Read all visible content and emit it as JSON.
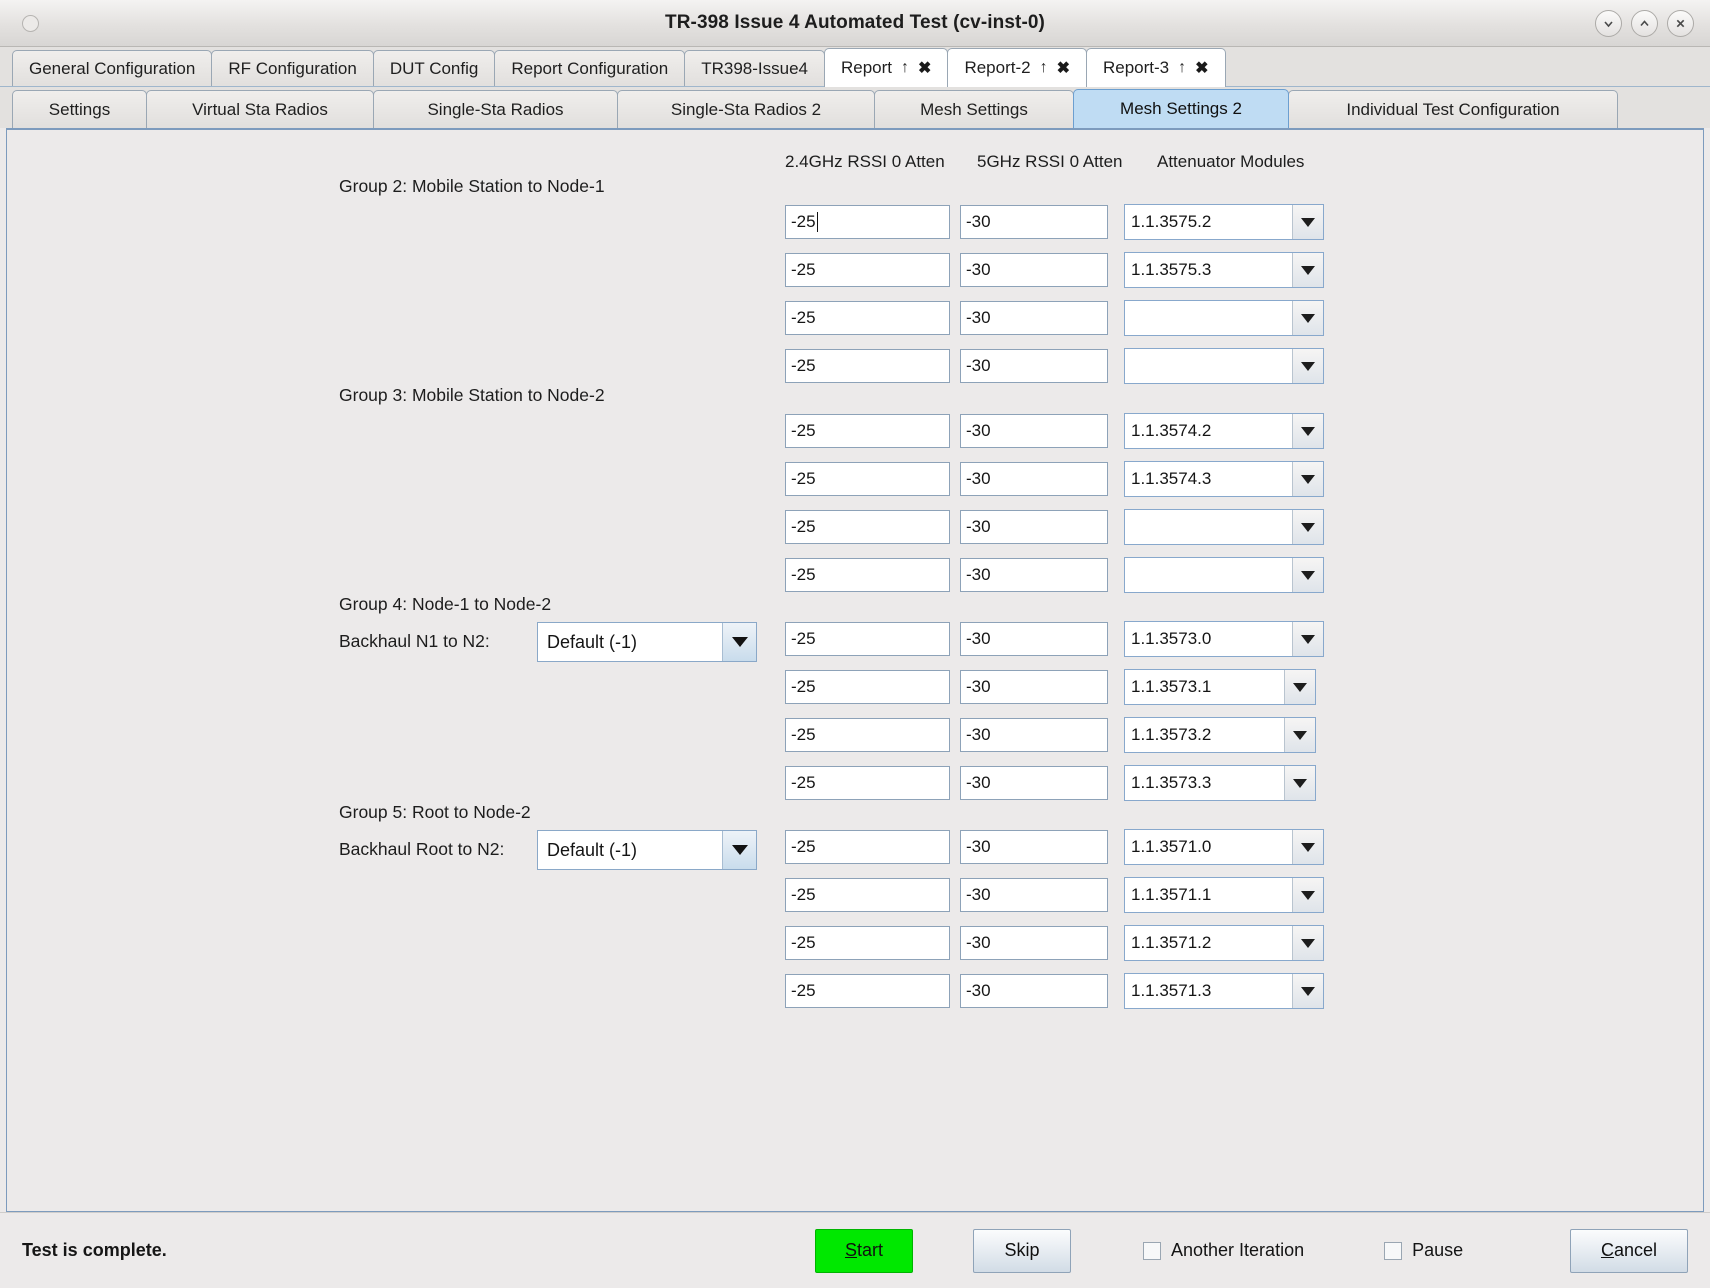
{
  "window": {
    "title": "TR-398 Issue 4 Automated Test  (cv-inst-0)",
    "controls": [
      {
        "name": "minimize",
        "glyph": "chevron-down"
      },
      {
        "name": "maximize",
        "glyph": "chevron-up"
      },
      {
        "name": "close",
        "glyph": "x"
      }
    ]
  },
  "tabs_row1": [
    {
      "label": "General Configuration",
      "closable": false,
      "active": false
    },
    {
      "label": "RF Configuration",
      "closable": false,
      "active": false
    },
    {
      "label": "DUT Config",
      "closable": false,
      "active": false
    },
    {
      "label": "Report Configuration",
      "closable": false,
      "active": false
    },
    {
      "label": "TR398-Issue4",
      "closable": false,
      "active": false
    },
    {
      "label": "Report",
      "closable": true,
      "active": false,
      "up": "↑",
      "close": "✖"
    },
    {
      "label": "Report-2",
      "closable": true,
      "active": false,
      "up": "↑",
      "close": "✖"
    },
    {
      "label": "Report-3",
      "closable": true,
      "active": false,
      "up": "↑",
      "close": "✖"
    }
  ],
  "tabs_row2": [
    {
      "label": "Settings",
      "active": false
    },
    {
      "label": "Virtual Sta Radios",
      "active": false
    },
    {
      "label": "Single-Sta Radios",
      "active": false
    },
    {
      "label": "Single-Sta Radios 2",
      "active": false
    },
    {
      "label": "Mesh Settings",
      "active": false
    },
    {
      "label": "Mesh Settings 2",
      "active": true
    },
    {
      "label": "Individual Test Configuration",
      "active": false
    }
  ],
  "column_headers": {
    "rssi_24": "2.4GHz RSSI 0 Atten",
    "rssi_5": "5GHz RSSI 0 Atten",
    "attenuator": "Attenuator Modules"
  },
  "groups": [
    {
      "id": "group2",
      "label": "Group 2: Mobile Station to Node-1",
      "backhaul": null,
      "rows": [
        {
          "rssi24": "-25",
          "rssi5": "-30",
          "module": "1.1.3575.2",
          "focused": true
        },
        {
          "rssi24": "-25",
          "rssi5": "-30",
          "module": "1.1.3575.3",
          "focused": false
        },
        {
          "rssi24": "-25",
          "rssi5": "-30",
          "module": "",
          "focused": false
        },
        {
          "rssi24": "-25",
          "rssi5": "-30",
          "module": "",
          "focused": false
        }
      ]
    },
    {
      "id": "group3",
      "label": "Group 3: Mobile Station to Node-2",
      "backhaul": null,
      "rows": [
        {
          "rssi24": "-25",
          "rssi5": "-30",
          "module": "1.1.3574.2",
          "focused": false
        },
        {
          "rssi24": "-25",
          "rssi5": "-30",
          "module": "1.1.3574.3",
          "focused": false
        },
        {
          "rssi24": "-25",
          "rssi5": "-30",
          "module": "",
          "focused": false
        },
        {
          "rssi24": "-25",
          "rssi5": "-30",
          "module": "",
          "focused": false
        }
      ]
    },
    {
      "id": "group4",
      "label": "Group 4: Node-1 to Node-2",
      "backhaul": {
        "label": "Backhaul N1 to N2:",
        "value": "Default (-1)"
      },
      "rows": [
        {
          "rssi24": "-25",
          "rssi5": "-30",
          "module": "1.1.3573.0",
          "focused": false
        },
        {
          "rssi24": "-25",
          "rssi5": "-30",
          "module": "1.1.3573.1",
          "focused": false
        },
        {
          "rssi24": "-25",
          "rssi5": "-30",
          "module": "1.1.3573.2",
          "focused": false
        },
        {
          "rssi24": "-25",
          "rssi5": "-30",
          "module": "1.1.3573.3",
          "focused": false
        }
      ]
    },
    {
      "id": "group5",
      "label": "Group 5: Root to Node-2",
      "backhaul": {
        "label": "Backhaul Root to N2:",
        "value": "Default (-1)"
      },
      "rows": [
        {
          "rssi24": "-25",
          "rssi5": "-30",
          "module": "1.1.3571.0",
          "focused": false
        },
        {
          "rssi24": "-25",
          "rssi5": "-30",
          "module": "1.1.3571.1",
          "focused": false
        },
        {
          "rssi24": "-25",
          "rssi5": "-30",
          "module": "1.1.3571.2",
          "focused": false
        },
        {
          "rssi24": "-25",
          "rssi5": "-30",
          "module": "1.1.3571.3",
          "focused": false
        }
      ]
    }
  ],
  "statusbar": {
    "status": "Test is complete.",
    "start_label": "Start",
    "skip_label": "Skip",
    "another_iteration_label": "Another Iteration",
    "another_iteration_checked": false,
    "pause_label": "Pause",
    "pause_checked": false,
    "cancel_label": "Cancel"
  },
  "colors": {
    "start_green": "#00e800",
    "active_tab_blue": "#bfdcf3",
    "panel_bg": "#eceaea"
  }
}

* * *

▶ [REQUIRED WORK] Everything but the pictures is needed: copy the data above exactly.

▶ [WRITTEN REPLY]
Read all visible content and emit it as JSON.
{
  "window": {
    "title": "TR-398 Issue 4 Automated Test  (cv-inst-0)",
    "controls": [
      {
        "name": "minimize",
        "glyph": "chevron-down"
      },
      {
        "name": "maximize",
        "glyph": "chevron-up"
      },
      {
        "name": "close",
        "glyph": "x"
      }
    ]
  },
  "tabs_row1": [
    {
      "label": "General Configuration",
      "closable": false,
      "active": false
    },
    {
      "label": "RF Configuration",
      "closable": false,
      "active": false
    },
    {
      "label": "DUT Config",
      "closable": false,
      "active": false
    },
    {
      "label": "Report Configuration",
      "closable": false,
      "active": false
    },
    {
      "label": "TR398-Issue4",
      "closable": false,
      "active": false
    },
    {
      "label": "Report",
      "closable": true,
      "active": false,
      "up": "↑",
      "close": "✖"
    },
    {
      "label": "Report-2",
      "closable": true,
      "active": false,
      "up": "↑",
      "close": "✖"
    },
    {
      "label": "Report-3",
      "closable": true,
      "active": false,
      "up": "↑",
      "close": "✖"
    }
  ],
  "tabs_row2": [
    {
      "label": "Settings",
      "active": false
    },
    {
      "label": "Virtual Sta Radios",
      "active": false
    },
    {
      "label": "Single-Sta Radios",
      "active": false
    },
    {
      "label": "Single-Sta Radios 2",
      "active": false
    },
    {
      "label": "Mesh Settings",
      "active": false
    },
    {
      "label": "Mesh Settings 2",
      "active": true
    },
    {
      "label": "Individual Test Configuration",
      "active": false
    }
  ],
  "column_headers": {
    "rssi_24": "2.4GHz RSSI 0 Atten",
    "rssi_5": "5GHz RSSI 0 Atten",
    "attenuator": "Attenuator Modules"
  },
  "groups": [
    {
      "id": "group2",
      "label": "Group 2: Mobile Station to Node-1",
      "backhaul": null,
      "rows": [
        {
          "rssi24": "-25",
          "rssi5": "-30",
          "module": "1.1.3575.2",
          "focused": true
        },
        {
          "rssi24": "-25",
          "rssi5": "-30",
          "module": "1.1.3575.3",
          "focused": false
        },
        {
          "rssi24": "-25",
          "rssi5": "-30",
          "module": "",
          "focused": false
        },
        {
          "rssi24": "-25",
          "rssi5": "-30",
          "module": "",
          "focused": false
        }
      ]
    },
    {
      "id": "group3",
      "label": "Group 3: Mobile Station to Node-2",
      "backhaul": null,
      "rows": [
        {
          "rssi24": "-25",
          "rssi5": "-30",
          "module": "1.1.3574.2",
          "focused": false
        },
        {
          "rssi24": "-25",
          "rssi5": "-30",
          "module": "1.1.3574.3",
          "focused": false
        },
        {
          "rssi24": "-25",
          "rssi5": "-30",
          "module": "",
          "focused": false
        },
        {
          "rssi24": "-25",
          "rssi5": "-30",
          "module": "",
          "focused": false
        }
      ]
    },
    {
      "id": "group4",
      "label": "Group 4: Node-1 to Node-2",
      "backhaul": {
        "label": "Backhaul N1 to N2:",
        "value": "Default (-1)"
      },
      "rows": [
        {
          "rssi24": "-25",
          "rssi5": "-30",
          "module": "1.1.3573.0",
          "focused": false
        },
        {
          "rssi24": "-25",
          "rssi5": "-30",
          "module": "1.1.3573.1",
          "focused": false
        },
        {
          "rssi24": "-25",
          "rssi5": "-30",
          "module": "1.1.3573.2",
          "focused": false
        },
        {
          "rssi24": "-25",
          "rssi5": "-30",
          "module": "1.1.3573.3",
          "focused": false
        }
      ]
    },
    {
      "id": "group5",
      "label": "Group 5: Root to Node-2",
      "backhaul": {
        "label": "Backhaul Root to N2:",
        "value": "Default (-1)"
      },
      "rows": [
        {
          "rssi24": "-25",
          "rssi5": "-30",
          "module": "1.1.3571.0",
          "focused": false
        },
        {
          "rssi24": "-25",
          "rssi5": "-30",
          "module": "1.1.3571.1",
          "focused": false
        },
        {
          "rssi24": "-25",
          "rssi5": "-30",
          "module": "1.1.3571.2",
          "focused": false
        },
        {
          "rssi24": "-25",
          "rssi5": "-30",
          "module": "1.1.3571.3",
          "focused": false
        }
      ]
    }
  ],
  "statusbar": {
    "status": "Test is complete.",
    "start_label": "Start",
    "skip_label": "Skip",
    "another_iteration_label": "Another Iteration",
    "another_iteration_checked": false,
    "pause_label": "Pause",
    "pause_checked": false,
    "cancel_label": "Cancel"
  },
  "colors": {
    "start_green": "#00e800",
    "active_tab_blue": "#bfdcf3",
    "panel_bg": "#eceaea"
  }
}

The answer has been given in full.